I shrugged this moment off as another instance of my dad’s profound insensitivity, which was so much a part of my foundational world that it didn’t feel shocking. I knew he was clueless about the emotional bonds that connected us, but they were real to me anyway, and reacting would have been pointless. I had watched my mother pour her heart out to him, and he never once heard her. She could never make him understand how the things he did affected her—his charts analyzing how much money she spent on different categories of groceries at the Safeway, his refusal to break his routine when she needed to talk. “Make an appointment,” he told her, and the emotional response that followed didn’t even pass his notice. He didn’t get that channel.
So when he shared this information with me, about the draft, I ignored it and immediately brought his attention back to the only subject that ever worked for us: music. It was 1982, and we were at the piano, playing through an anthology called Great Songs of the Seventies, which had just come out. We had spent the better part of the last decade playing through its predecessor, Great Songs of the Sixties, and the advent of the seventies volume was a big deal in our house. We were in the F section. We skipped over “Feelings” by mutual agreement and moved on to “Fifty Ways to Leave Your Lover.” My Dad played and sang, and I stood to his right, singing and turning pages for him. But about the time Paul Simon started asking her to “please explain about the fifty ways,” my dad stopped playing, looked down at the floor and shook his head.

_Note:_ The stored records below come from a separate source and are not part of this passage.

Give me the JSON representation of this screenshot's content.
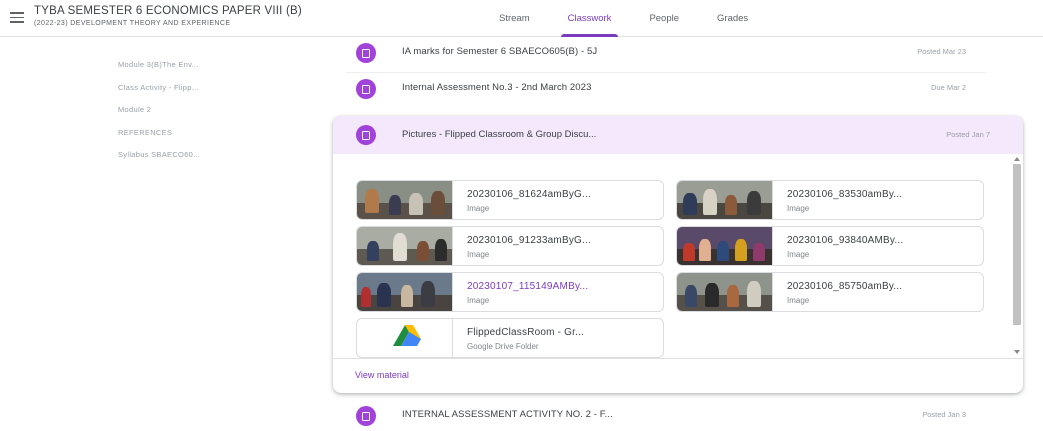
{
  "header": {
    "class_title": "TYBA SEMESTER 6 ECONOMICS PAPER VIII (B)",
    "class_subtitle": "(2022-23) DEVELOPMENT THEORY AND EXPERIENCE",
    "tabs": [
      {
        "label": "Stream",
        "active": false
      },
      {
        "label": "Classwork",
        "active": true
      },
      {
        "label": "People",
        "active": false
      },
      {
        "label": "Grades",
        "active": false
      }
    ]
  },
  "topics": [
    "Module 3(B)The Env...",
    "Class Activity - Flipp...",
    "Module 2",
    "REFERENCES",
    "Syllabus SBAECO60..."
  ],
  "rows": [
    {
      "title": "IA marks for Semester 6 SBAECO605(B) - 5J",
      "meta": "Posted Mar 23"
    },
    {
      "title": "Internal Assessment No.3 - 2nd March 2023",
      "meta": "Due Mar 2"
    }
  ],
  "expanded": {
    "title": "Pictures - Flipped Classroom & Group Discu...",
    "meta": "Posted Jan 7",
    "attachments": [
      {
        "name": "20230106_81624amByG...",
        "type": "Image",
        "visited": false
      },
      {
        "name": "20230106_83530amBy...",
        "type": "Image",
        "visited": false
      },
      {
        "name": "20230106_91233amByG...",
        "type": "Image",
        "visited": false
      },
      {
        "name": "20230106_93840AMBy...",
        "type": "Image",
        "visited": false
      },
      {
        "name": "20230107_115149AMBy...",
        "type": "Image",
        "visited": true
      },
      {
        "name": "20230106_85750amBy...",
        "type": "Image",
        "visited": false
      },
      {
        "name": "FlippedClassRoom - Gr...",
        "type": "Google Drive Folder",
        "visited": false
      }
    ],
    "view_material": "View material"
  },
  "bottom_row": {
    "title": "INTERNAL ASSESSMENT ACTIVITY NO. 2 - F...",
    "meta": "Posted Jan 3"
  },
  "colors": {
    "accent": "#7b3bbf",
    "icon_purple": "#a142d8",
    "card_header": "#f3e8fc"
  }
}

“I really shouldn’t be singing this with you,” he said.
“Why?” I asked, suspiciously, with the preteen dread of a grown-up about to do something weird or embarrassing.
“Because it’s talking about what Barbara and I are doing.”

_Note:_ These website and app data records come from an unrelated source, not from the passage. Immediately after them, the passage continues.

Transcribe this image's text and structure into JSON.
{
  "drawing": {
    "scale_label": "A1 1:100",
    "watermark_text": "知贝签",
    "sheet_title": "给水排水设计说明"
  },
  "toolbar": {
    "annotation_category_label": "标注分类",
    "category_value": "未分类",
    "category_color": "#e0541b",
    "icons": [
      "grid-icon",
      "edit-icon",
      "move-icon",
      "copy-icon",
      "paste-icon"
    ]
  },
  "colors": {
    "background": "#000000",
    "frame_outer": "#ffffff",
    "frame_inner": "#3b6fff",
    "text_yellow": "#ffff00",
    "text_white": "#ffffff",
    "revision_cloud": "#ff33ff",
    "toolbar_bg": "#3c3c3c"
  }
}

“No, it’s not!” This song is about lovers, I thought. It couldn’t possibly be about my parents.
“Yes, it is.”
“Dad, it’s just a song.”
But a song was never just a song for him. The alchemy of words, melody, and harmony operated like a main line to the emotional channels in his body and brain. Music was his only feeling channel. Songs he played at gigs, songs he sang with me at home, songs whose structures and patterns he dissected and analyzed in academic articles—these songs were the alpha and omega of his emotional life.

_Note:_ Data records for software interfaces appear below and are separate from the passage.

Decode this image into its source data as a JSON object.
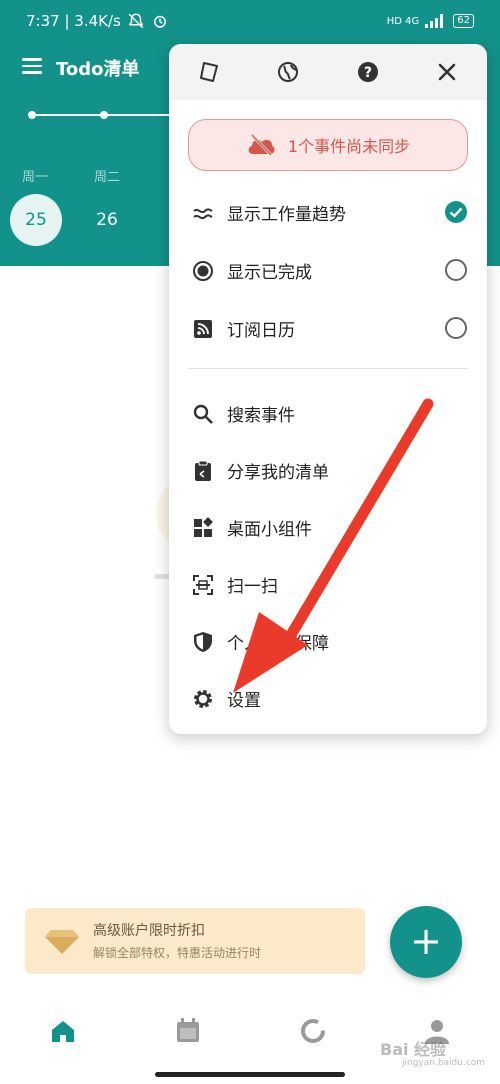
{
  "status_bar": {
    "time_speed": "7:37 | 3.4K/s",
    "network": "HD 4G",
    "battery": "62"
  },
  "header": {
    "title": "Todo清单",
    "weekdays": [
      "周一",
      "周二"
    ],
    "dates": [
      "25",
      "26"
    ]
  },
  "menu": {
    "sync_notice": "1个事件尚未同步",
    "toggles": [
      {
        "label": "显示工作量趋势",
        "checked": true
      },
      {
        "label": "显示已完成",
        "checked": false
      },
      {
        "label": "订阅日历",
        "checked": false
      }
    ],
    "actions": [
      {
        "label": "搜索事件"
      },
      {
        "label": "分享我的清单"
      },
      {
        "label": "桌面小组件"
      },
      {
        "label": "扫一扫"
      },
      {
        "label": "个人信息保障"
      },
      {
        "label": "设置"
      }
    ]
  },
  "promo": {
    "title": "高级账户限时折扣",
    "subtitle": "解锁全部特权，特惠活动进行时"
  },
  "fab_label": "+",
  "watermark": {
    "text": "Bai 经验",
    "sub": "jingyan.baidu.com"
  },
  "colors": {
    "accent": "#12928a",
    "danger": "#d9554a",
    "annotation_arrow": "#ea3a2a"
  }
}
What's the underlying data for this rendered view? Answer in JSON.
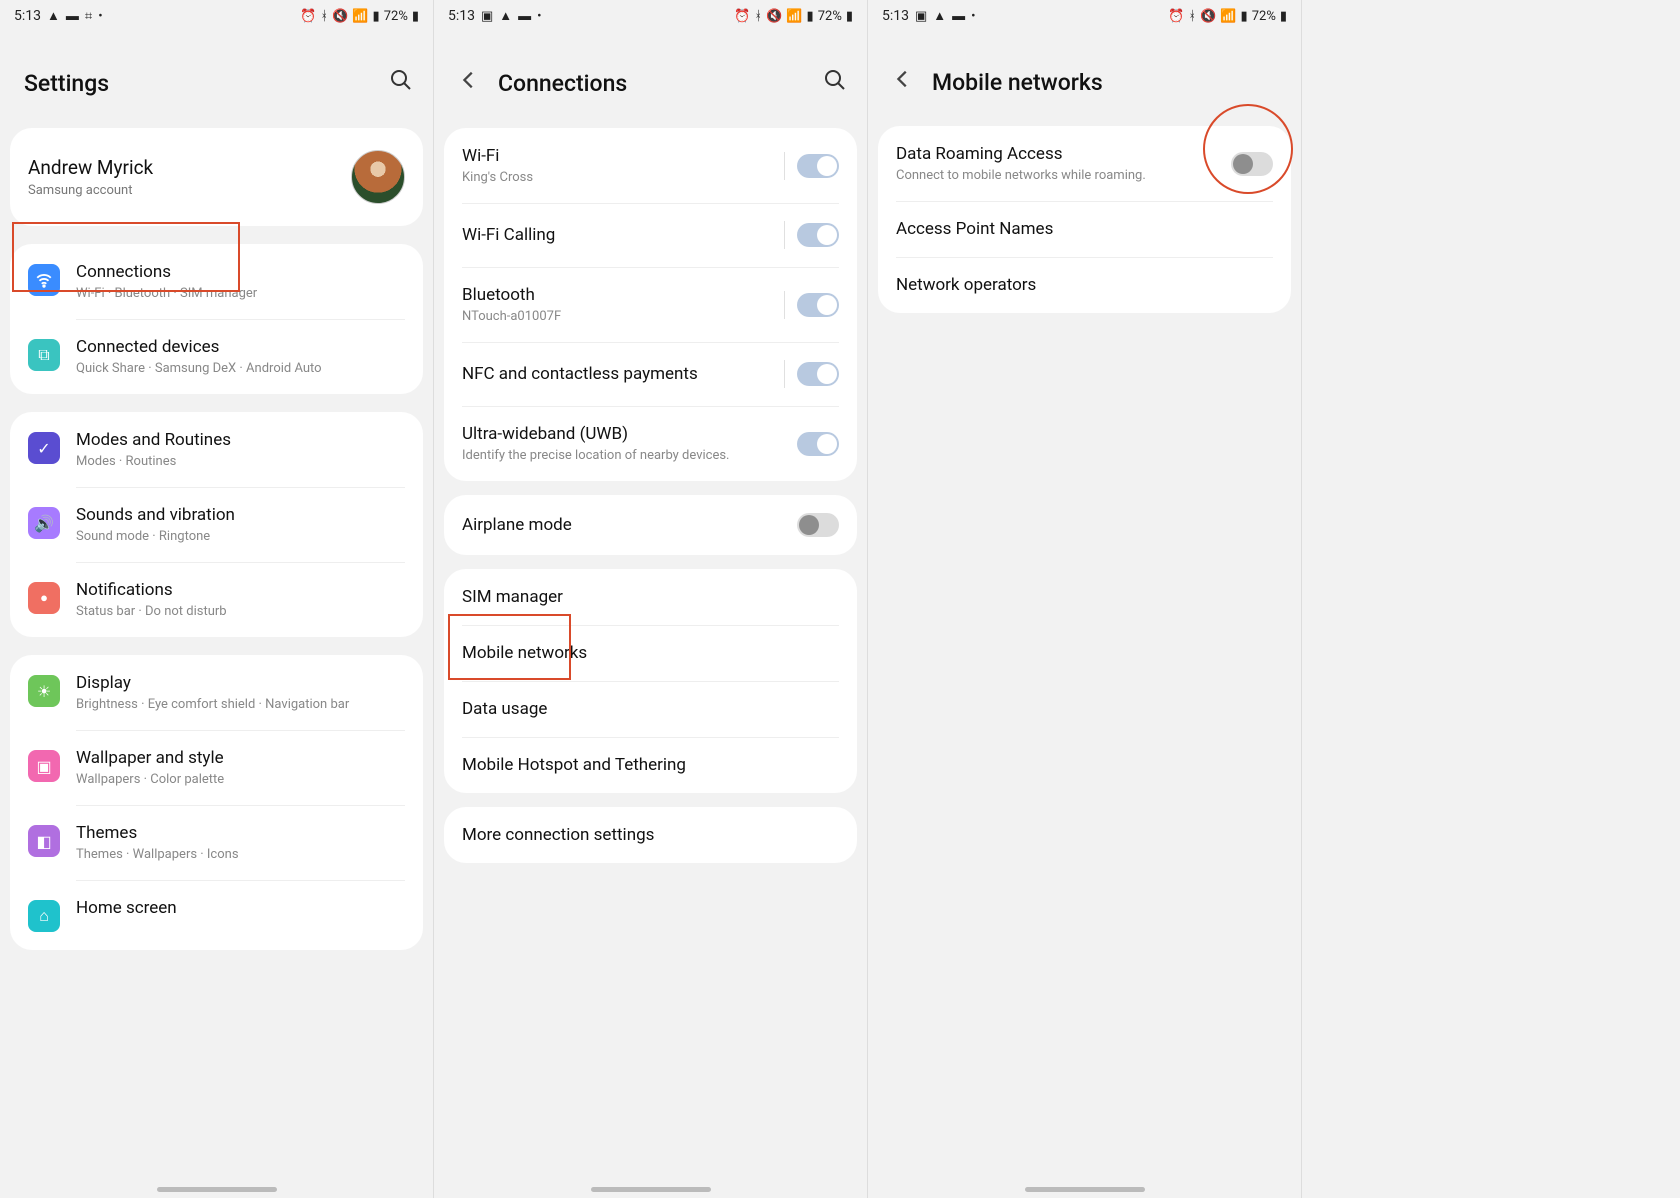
{
  "status": {
    "time": "5:13",
    "battery": "72%",
    "icons_left_1": [
      "arrow",
      "rect",
      "grid",
      "dot"
    ],
    "icons_left_23": [
      "image",
      "arrow",
      "rect",
      "dot"
    ],
    "icons_right": [
      "alarm",
      "bluetooth",
      "mute",
      "wifi",
      "signal",
      "battery"
    ]
  },
  "screen1": {
    "title": "Settings",
    "account": {
      "name": "Andrew Myrick",
      "sub": "Samsung account"
    },
    "group1": [
      {
        "key": "connections",
        "title": "Connections",
        "sub": "Wi-Fi · Bluetooth · SIM manager",
        "icon": "wifi",
        "color": "ic-blue"
      },
      {
        "key": "connected-devices",
        "title": "Connected devices",
        "sub": "Quick Share · Samsung DeX · Android Auto",
        "icon": "devices",
        "color": "ic-teal"
      }
    ],
    "group2": [
      {
        "key": "modes",
        "title": "Modes and Routines",
        "sub": "Modes · Routines",
        "icon": "check-circle",
        "color": "ic-purple-check"
      },
      {
        "key": "sounds",
        "title": "Sounds and vibration",
        "sub": "Sound mode · Ringtone",
        "icon": "speaker",
        "color": "ic-purple"
      },
      {
        "key": "notifications",
        "title": "Notifications",
        "sub": "Status bar · Do not disturb",
        "icon": "bell",
        "color": "ic-red"
      }
    ],
    "group3": [
      {
        "key": "display",
        "title": "Display",
        "sub": "Brightness · Eye comfort shield · Navigation bar",
        "icon": "sun",
        "color": "ic-green"
      },
      {
        "key": "wallpaper",
        "title": "Wallpaper and style",
        "sub": "Wallpapers · Color palette",
        "icon": "image",
        "color": "ic-pink"
      },
      {
        "key": "themes",
        "title": "Themes",
        "sub": "Themes · Wallpapers · Icons",
        "icon": "palette",
        "color": "ic-violet"
      },
      {
        "key": "home",
        "title": "Home screen",
        "sub": "",
        "icon": "home",
        "color": "ic-cyan"
      }
    ]
  },
  "screen2": {
    "title": "Connections",
    "group1": [
      {
        "key": "wifi",
        "title": "Wi-Fi",
        "sub": "King's Cross",
        "toggle": "on"
      },
      {
        "key": "wifi-calling",
        "title": "Wi-Fi Calling",
        "sub": "",
        "toggle": "on"
      },
      {
        "key": "bluetooth",
        "title": "Bluetooth",
        "sub": "NTouch-a01007F",
        "toggle": "on"
      },
      {
        "key": "nfc",
        "title": "NFC and contactless payments",
        "sub": "",
        "toggle": "on"
      },
      {
        "key": "uwb",
        "title": "Ultra-wideband (UWB)",
        "sub": "Identify the precise location of nearby devices.",
        "toggle": "on"
      }
    ],
    "group2": [
      {
        "key": "airplane",
        "title": "Airplane mode",
        "sub": "",
        "toggle": "off"
      }
    ],
    "group3": [
      {
        "key": "sim",
        "title": "SIM manager"
      },
      {
        "key": "mobile-networks",
        "title": "Mobile networks"
      },
      {
        "key": "data-usage",
        "title": "Data usage"
      },
      {
        "key": "hotspot",
        "title": "Mobile Hotspot and Tethering"
      }
    ],
    "group4": [
      {
        "key": "more",
        "title": "More connection settings"
      }
    ]
  },
  "screen3": {
    "title": "Mobile networks",
    "group1": [
      {
        "key": "roaming",
        "title": "Data Roaming Access",
        "sub": "Connect to mobile networks while roaming.",
        "toggle": "off"
      },
      {
        "key": "apn",
        "title": "Access Point Names"
      },
      {
        "key": "operators",
        "title": "Network operators"
      }
    ]
  }
}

“Let’s sing something else,” I suggested.
He opened one of his fake books and paged through it.
“Ah, this one is good,” he said, smiling. “I’ve been working on a chord progression for the verse.” I knew the song, “Someone to Watch Over Me,” by George and Ira Gershwin, but I hadn’t heard the verse before. My dad’s hands spanned the keyboard, every finger leading multiple lines of internal melodies through the layers of chords, and he sang the words in his earnest, boyish tenor. As he approached the end of the verse he expanded the harmony further, stretching the outer limits of the chords, building up to a crescendo in the last line, where the lyric takes a sharp turn from the mundane to the profound:
I’d like to add his initial to my monogram.
Tell me where is the shepherd for this lost lamb?
This was my dad’s cri de coeur, and I heard him. I heard the voice of a little boy who couldn’t make a friend at school because all he wanted to talk about was paper products (the different varieties of Kleenex, toilet paper, and paper towels were a lifelong obsession for him). I heard the voice of a young pianist who wanted to perform but was paralyzed by perfectionism and anxiety. I heard the voice of a mature man who knew he was different and felt deeply ashamed of his inability to handle social situations that most people navigate as easily as they breathe air. I heard him telling me, I’m a little lamb who’s lost in the wood.
Of course, it went both ways, and he could never be my shepherd. Whether by nature or nurture, he could never be a father in the sense of a protector or a guide to much of anything—except the American songbook, the universe of our connection, which was almost enough. The song ended, and we turned the page.
Nica Strunk practices law on the East End of Long Island. She is known for the quality of her briefs.